Are we really surprised that Cincinnati had third-and-10?
The Bengals have down from their own 12-yard line with 5:32 remaining in the first. They need nine yards. They call a play in which Mohamed Sanu stops a yard-shy of the first down and turns towards Andy Dalton, catching it at the 19-yard line. Sanu fought for the yard that he gave up but still fell a yard short of the first down. Because the timing of Dalton's throw dictates the belief that this was by design, you have to ask... why? What's the point of an eight-yard route when you need nine yards?
"That is basically what it came down to," said Dalton. "We felt early on we just needed to get a first down and we kept getting stopped. You pile that on and not getting first downs, getting third-and-longs, you are going to get stalled a lot.
With 29 seconds remaining in the first quarter, Dalton throws consecutive incomplete passes and Andre Smith is called for illegal formation. Indianapolis, figuring that Cincinnati won't recover from a ten-yard to-go situation, declines. They were right. Dalton, under pressure from a failed Clint Boling block on Erik Walden, had to get rid of the football. Gresham picked up three yards and the Bengals punt.
Down 10-0, the Bengals have the football at their own 20-yard line with 12:08 remaining in the second. Hue Jackson dialed-up a stretch run to the right. Giovani Bernard stops in mid-run (hoping that the interior blocks clear out) but an unblocked Jonathan Newsome, sprinting from the backside, dropped Bernard around the line of scrimmage. Dalton checks down to Bernard on second down because he's not comfortable with this...
...and gains nothing.
Now the Bengals have third down and needed 10 yards to go for the first.
It would only make sense that Russell Bodine snapped the football early. Dalton was surprised, no one moved an inch on the offensive line while some on the defensive line were already firing out.
Are you surprised by this?
Fast forward to the eight minute mark in the second quarter. The Bengals have second down from their own 36-yard line. Dalton hands off to Jeremy Hill, who rather than continuing to move upfield, stops. Every backside defender crushed the running back for a three-yard loss, led by Ricky Jean Francois, who defeated Andrew Whitworth with an arm rip.
Cincinnati has third and 13 now. Dalton...
...has to get rid of it. Safety Mike Adams destroys Giovani Bernard, forcing the incomplete. Whatever. Dalton's throw was one-part submission, two-parts hope-to-god-Gio-does-Gio-things. This play wasn't going to get a first down.
With 4:28 remaining in the second quarter, Dalton tries to complete the third down pass with Indianapolis' Greg Toler smothering Mohamed Sanu.

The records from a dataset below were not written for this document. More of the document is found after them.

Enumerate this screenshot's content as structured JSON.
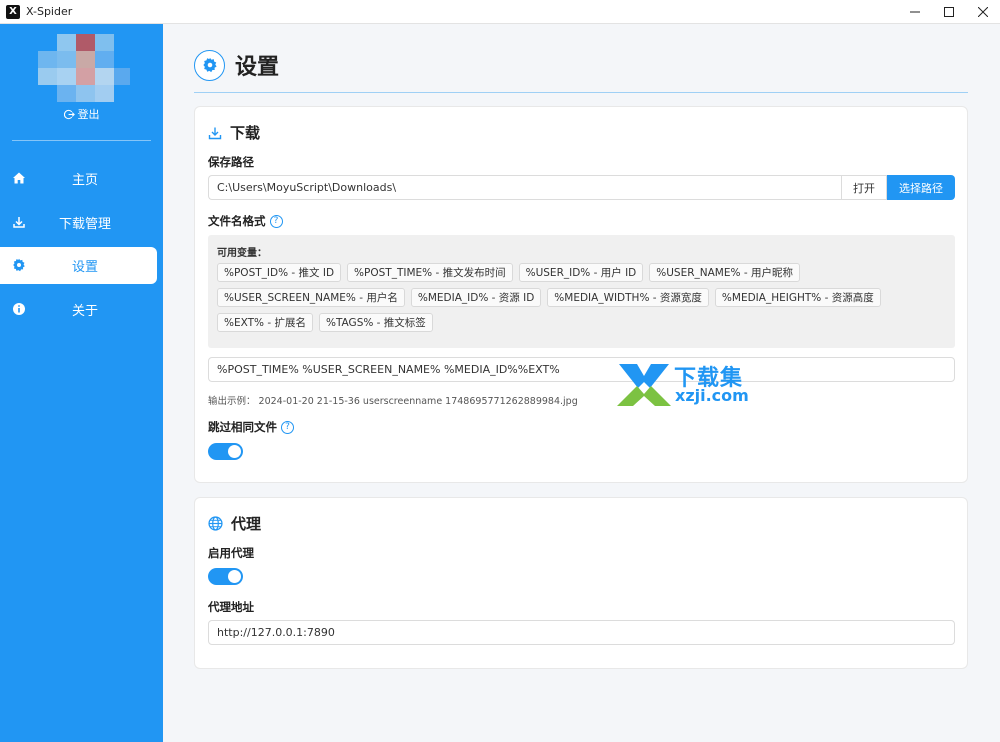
{
  "window": {
    "title": "X-Spider",
    "app_icon_glyph": "X"
  },
  "sidebar": {
    "logout_label": "登出",
    "items": [
      {
        "label": "主页",
        "icon": "home-icon"
      },
      {
        "label": "下载管理",
        "icon": "download-icon"
      },
      {
        "label": "设置",
        "icon": "gear-icon",
        "active": true
      },
      {
        "label": "关于",
        "icon": "info-icon"
      }
    ]
  },
  "page": {
    "title": "设置"
  },
  "download": {
    "section_title": "下载",
    "save_path_label": "保存路径",
    "save_path_value": "C:\\Users\\MoyuScript\\Downloads\\",
    "open_button": "打开",
    "choose_button": "选择路径",
    "filename_format_label": "文件名格式",
    "help_glyph": "?",
    "available_vars_label": "可用变量：",
    "variables": [
      [
        "%POST_ID% - 推文 ID",
        "%POST_TIME% - 推文发布时间",
        "%USER_ID% - 用户 ID",
        "%USER_NAME% - 用户昵称"
      ],
      [
        "%USER_SCREEN_NAME% - 用户名",
        "%MEDIA_ID% - 资源 ID",
        "%MEDIA_WIDTH% - 资源宽度",
        "%MEDIA_HEIGHT% - 资源高度"
      ],
      [
        "%EXT% - 扩展名",
        "%TAGS% - 推文标签"
      ]
    ],
    "format_value": "%POST_TIME% %USER_SCREEN_NAME% %MEDIA_ID%%EXT%",
    "example_label": "输出示例：",
    "example_value": "2024-01-20 21-15-36 userscreenname 1748695771262889984.jpg",
    "skip_same_label": "跳过相同文件",
    "skip_same_enabled": true
  },
  "proxy": {
    "section_title": "代理",
    "enable_label": "启用代理",
    "enabled": true,
    "address_label": "代理地址",
    "address_value": "http://127.0.0.1:7890"
  },
  "watermark": {
    "title": "下载集",
    "subtitle": "xzji.com"
  },
  "colors": {
    "accent": "#2196f3",
    "sidebar_bg": "#2196f3",
    "page_bg": "#f4f6f9"
  }
}
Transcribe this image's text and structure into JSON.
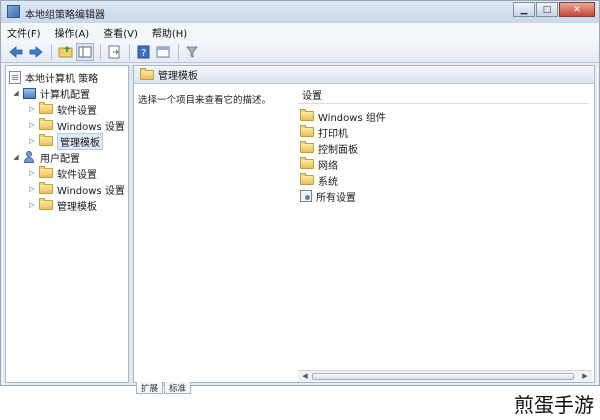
{
  "window": {
    "title": "本地组策略编辑器"
  },
  "menu": [
    "文件(F)",
    "操作(A)",
    "查看(V)",
    "帮助(H)"
  ],
  "toolbar_icons": [
    "back-arrow-icon",
    "forward-arrow-icon",
    "up-folder-icon",
    "show-hide-tree-icon",
    "export-list-icon",
    "help-icon",
    "properties-icon",
    "filter-icon"
  ],
  "tree": {
    "root": "本地计算机 策略",
    "computer": "计算机配置",
    "computer_children": [
      "软件设置",
      "Windows 设置",
      "管理模板"
    ],
    "user": "用户配置",
    "user_children": [
      "软件设置",
      "Windows 设置",
      "管理模板"
    ]
  },
  "right": {
    "header": "管理模板",
    "description": "选择一个项目来查看它的描述。",
    "column": "设置",
    "items": [
      "Windows 组件",
      "打印机",
      "控制面板",
      "网络",
      "系统",
      "所有设置"
    ]
  },
  "tabs": [
    "扩展",
    "标准"
  ],
  "watermark": "煎蛋手游"
}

It was literally a jump ball... 20 yards away. Toler easily deflects the pass and the Bengals go three and out for a seventh consecutive time.
Cincinnati failed to generate a first down on their eighth possession when Greg Little dropped an eight yard pass on third and seven. The first half would eventually end with two first downs, 27 yards gained and yet, only a 10-0 deficit. Might as well have been a blowout, considering things actually didn't improve much.
After a 15-minute break at halftime, the Bengals opened the third quarter with a three-and-out. Dalton hits Jermaine Gresham barely off the line of scrimmage, hoping that the tight end will rumble for five yards. Because three Colts defenders had time to reach Gresham well before the first down marker, he didn't get there. Punt.
Even short third down situations felt like a mile. It's third and two from the Bengals 42-yard line. Cincinnati's pass protection, which figured this week would be as good as any to take a vacation day, failed and Dalton's happy feet went into overdrive. He threw it to a spot on the field that would have been impossible to complete.
When we say that the offense failed, we mean everyone.
That should cover it.